For all of this, Stu Colon performance as younger son/brother Happy nearly steals the show. Not because it's in-your-face outrageous, but because his super-suave, sexually-charged demeanor conjures images of what Willy Loman must have been like in his heyday. Colon's Happy needs his father's approval so badly that he's turned himself into a younger version of his dad. But poor guy, no matter how much he adores his father and strives to emulate him (bad traits and all), Willy is obsessed only with Biff and his success. (Miller does provide an explanation for why this is so, but you will have to see the play to find out why this is.)
Taylor Adair, Ken Bryant, Caitlynn Crawford, David Jennings, Bill Molesky, Mary Powell, Jeffrey Schmitt and Rick Sebastian also turn in strong performances in support of the play's big four. But in spite (or perhaps because) of how good a job they do, the focus at all times remains on the sometimes-dynamic, other-times-static relationships between Willy and Linda, father and sons and even Biff and Happy.

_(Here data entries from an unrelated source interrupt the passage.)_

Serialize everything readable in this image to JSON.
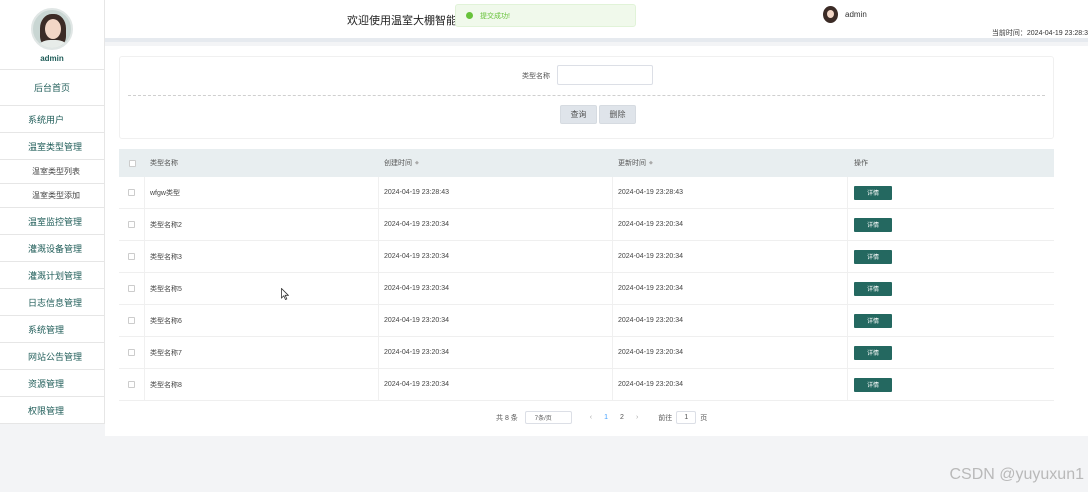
{
  "sidebar": {
    "user_name": "admin",
    "home": "后台首页",
    "items": [
      {
        "label": "系统用户"
      },
      {
        "label": "温室类型管理"
      },
      {
        "label": "温室类型列表"
      },
      {
        "label": "温室类型添加"
      },
      {
        "label": "温室监控管理"
      },
      {
        "label": "灌溉设备管理"
      },
      {
        "label": "灌溉计划管理"
      },
      {
        "label": "日志信息管理"
      },
      {
        "label": "系统管理"
      },
      {
        "label": "网站公告管理"
      },
      {
        "label": "资源管理"
      },
      {
        "label": "权限管理"
      }
    ]
  },
  "header": {
    "welcome": "欢迎使用温室大棚智能",
    "toast": "提交成功!",
    "user_name": "admin",
    "clock": "当前时间：2024-04-19 23:28:3"
  },
  "search": {
    "label": "类型名称",
    "placeholder": "",
    "query_btn": "查询",
    "delete_btn": "删除"
  },
  "table": {
    "headers": {
      "name": "类型名称",
      "created": "创建时间",
      "updated": "更新时间",
      "op": "操作"
    },
    "detail_label": "详情",
    "rows": [
      {
        "name": "wfgw类型",
        "created": "2024-04-19 23:28:43",
        "updated": "2024-04-19 23:28:43"
      },
      {
        "name": "类型名称2",
        "created": "2024-04-19 23:20:34",
        "updated": "2024-04-19 23:20:34"
      },
      {
        "name": "类型名称3",
        "created": "2024-04-19 23:20:34",
        "updated": "2024-04-19 23:20:34"
      },
      {
        "name": "类型名称5",
        "created": "2024-04-19 23:20:34",
        "updated": "2024-04-19 23:20:34"
      },
      {
        "name": "类型名称6",
        "created": "2024-04-19 23:20:34",
        "updated": "2024-04-19 23:20:34"
      },
      {
        "name": "类型名称7",
        "created": "2024-04-19 23:20:34",
        "updated": "2024-04-19 23:20:34"
      },
      {
        "name": "类型名称8",
        "created": "2024-04-19 23:20:34",
        "updated": "2024-04-19 23:20:34"
      }
    ]
  },
  "pager": {
    "total": "共 8 条",
    "page_size": "7条/页",
    "prev": "‹",
    "pages": [
      "1",
      "2"
    ],
    "next": "›",
    "goto_label": "前往",
    "goto_value": "1",
    "goto_suffix": "页"
  },
  "watermark": "CSDN @yuyuxun1"
}
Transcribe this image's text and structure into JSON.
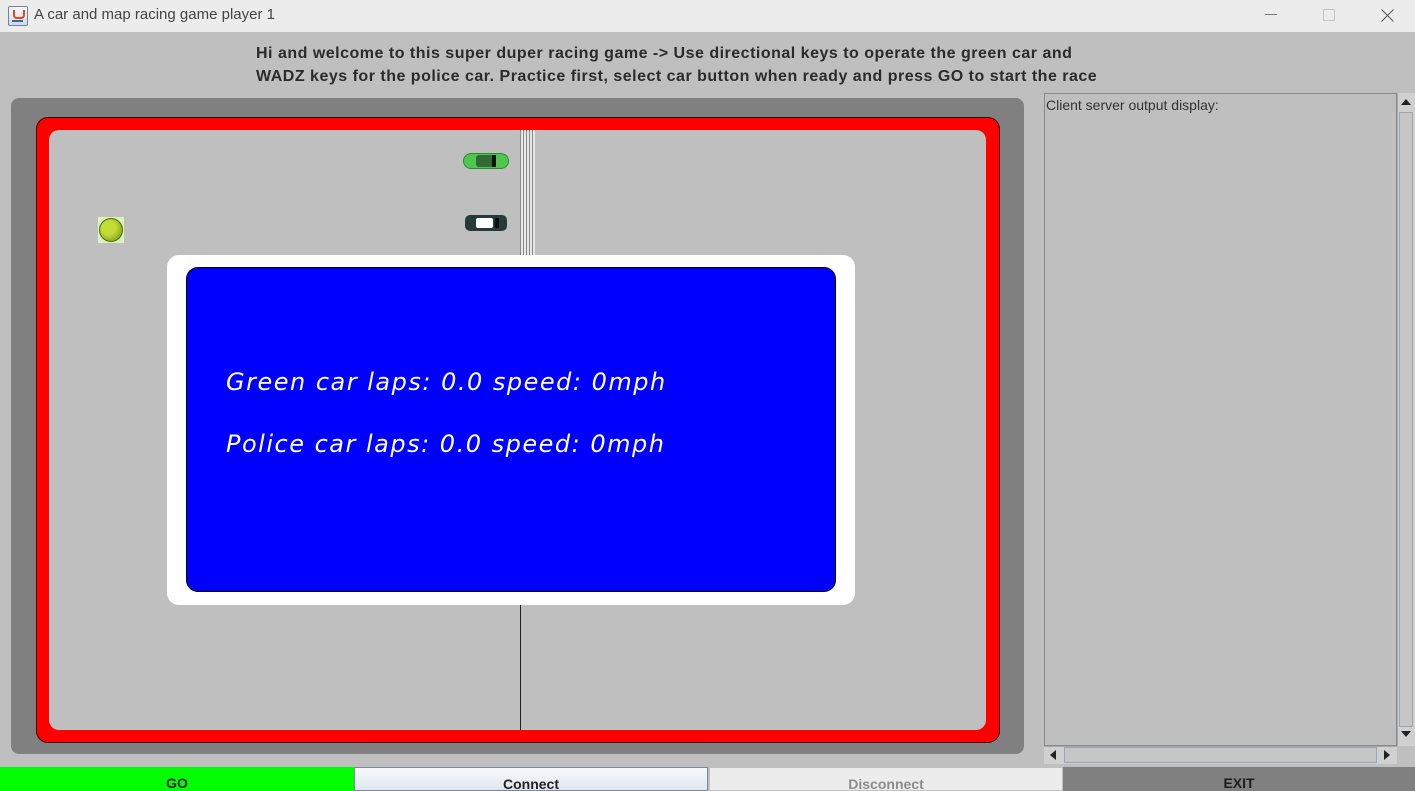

Ironically, the cast has spent more time brainstorming, running lines and rehearsing their roles it took Arthur Miller to write the play (namely, a scant six weeks). But it's time well spent. The show's remaining performances are on tonight, January 18, 23, 24, 25, 26, 30 and 31, with a final performance taking place on February 1. Tickets are $12 for students, $18.50 for seniors and military on Thursdays, and $22 for adults. They are available for purchase at the door, online at www.laboratorytheaterflorida.com or by calling the box office at 239-218-0481. There will be an audience talk-back after the Sunday, January 26 performance.